A new analysis reveals that if greenhouse gas emissions continue to rise, ports throughout the world would incur billions of dollars in damages. Extreme weather, flooding, and rising sea levels would all harm important maritime infrastructure, causing global supply lines to be disrupted.
Storm and climate-related port interruptions could cost the charity Environmental Defense Fund almost $10 billion per year by 2050, according to the analysis (EDF). Without action on climate change, such expenses might rise to more than $25 billion per year by 2100. For context, the last sum is greater than the total operational profits of the global container transport sector in a single year.
Many ports are already overburdened as a result of the COVID-19 outbreak, which exposed flaws in global supply systems. The report’s authors warn that ports and the shipping industry have a lot of work ahead of them to reduce their own planet-warming emissions and prevent the worst-case scenarios depicted in the report.
« Just as the COVID-19 outbreak drove our ports and the global supply chain into crisis mode, » said Marie Hubatova, senior manager of EDF’s global transport division, in a press statement. « In the face of climatic breakdown, the maritime sector, on the other hand, has an early warning bell and an opportunity to act. »
Severe storms are one of the most serious hazards identified in the research, particularly when stormwaters wreak havoc on infrastructure and vessels.

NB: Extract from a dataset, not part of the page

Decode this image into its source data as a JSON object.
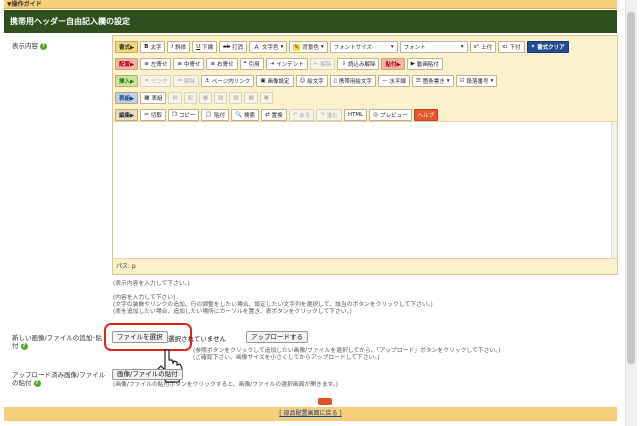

The majority of the losses anticipated in the research are due to the damage they do to ports. The evidence is mounting that tropical cyclones are becoming more intense as the world warms. More rain and even worse hurricane-force winds are expected as a result. Then there’s rising sea levels: as sea levels rise, so do devastating storms and storm surges.
Should storms wreak havoc on ports, these adjustments will come at a higher cost. Hurricane Katrina, which hit the United States’ Gulf Coast in 2005, cost US ports over $2.2 billion. According to the latest analysis, the economic toll from Katrina might have been 5.5 times higher at the port in Mobile, Alabama, if sea levels and storm surges were as high at the time as some models indicate they would be by 2100.
Following a hurricane, there are persistent recovery expenditures as well as significant shipping delays. The paper also highlights the expenditures that ports face as a result of climate change adaptation. Ports may need to raise infrastructure, construct protective barriers such as sea walls, or even relocate to higher ground. There are also costs associated with ships needing to chart new courses in order to escape inclement weather. According to the analysis, weather, which is becoming more intense as the world heats, was responsible for almost one in every five vessels lost globally between 2015 and 2019.
Fortunately, the way forward is not predetermined. The analysis is predicated on the worst-case scenario for the climate catastrophe, which is unchecked greenhouse gas emissions. The Paris agreement commits states to almost eliminating greenhouse gas emissions by the middle of the century, despite the fact that the world is not now on course to meet that target.
Some policymakers, on the other hand, are considering how to prepare. In the United States, a bipartisan infrastructure plan passed last year included $17 billion in repairs to ports and waterways, primarily to relieve congestion. A White House fact sheet states that ports « have enormous hurdles updating infrastructure and preserving key facilities under threat from sea level rise and other climate challenges. »
These activities will necessitate collaboration with the commercial sector. « From a tactical standpoint, how do you connect with corporations to assist them understand their own asset risk? » Sreenivas Ramaswamy, senior policy adviser at the US Department of Commerce, stated yesterday during a panel discussion about fortifying US supply chains, particularly ports, against climate change and other hazards. Facilitating greater collaboration between government and industry, he added, is a critical foundation for supply chain resiliency.
Some retail and shipping behemoths have made the switch to less polluting boats. This is critical because maritime shipping accounts for approximately 3% of global greenhouse gas emissions. After all, the great bulk of products exchanged are delivered by ship. According to the paper, the shipping industry should « act now or pay later. »